===== Extracted records =====

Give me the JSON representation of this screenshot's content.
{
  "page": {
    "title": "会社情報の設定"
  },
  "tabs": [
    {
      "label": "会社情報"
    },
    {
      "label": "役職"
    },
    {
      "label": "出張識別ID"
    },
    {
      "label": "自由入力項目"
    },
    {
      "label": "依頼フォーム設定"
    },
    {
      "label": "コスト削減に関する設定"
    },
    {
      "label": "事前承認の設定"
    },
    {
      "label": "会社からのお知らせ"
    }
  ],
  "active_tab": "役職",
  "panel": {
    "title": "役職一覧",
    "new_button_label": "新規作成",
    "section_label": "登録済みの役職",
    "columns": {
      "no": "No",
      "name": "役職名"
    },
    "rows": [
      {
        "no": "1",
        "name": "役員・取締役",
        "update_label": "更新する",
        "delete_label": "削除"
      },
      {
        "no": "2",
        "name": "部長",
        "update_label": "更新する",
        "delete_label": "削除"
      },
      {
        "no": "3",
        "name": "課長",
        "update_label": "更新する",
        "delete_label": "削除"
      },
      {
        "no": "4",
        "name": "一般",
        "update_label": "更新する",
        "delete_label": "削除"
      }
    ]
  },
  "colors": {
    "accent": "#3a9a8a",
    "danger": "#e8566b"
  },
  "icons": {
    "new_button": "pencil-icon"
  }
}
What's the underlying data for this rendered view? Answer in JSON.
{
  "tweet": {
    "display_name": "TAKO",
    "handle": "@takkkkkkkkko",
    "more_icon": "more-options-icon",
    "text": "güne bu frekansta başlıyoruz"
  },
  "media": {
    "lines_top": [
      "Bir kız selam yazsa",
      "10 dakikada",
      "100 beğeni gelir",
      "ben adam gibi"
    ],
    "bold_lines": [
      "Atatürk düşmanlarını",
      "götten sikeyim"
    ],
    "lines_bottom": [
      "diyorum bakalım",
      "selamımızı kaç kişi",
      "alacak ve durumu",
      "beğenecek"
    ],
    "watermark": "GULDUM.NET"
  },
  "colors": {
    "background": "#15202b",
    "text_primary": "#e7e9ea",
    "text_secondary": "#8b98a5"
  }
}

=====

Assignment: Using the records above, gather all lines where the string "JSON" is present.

Exercise solution:
Give me the JSON representation of this screenshot's content.
What's the underlying data for this rendered view? Answer in JSON.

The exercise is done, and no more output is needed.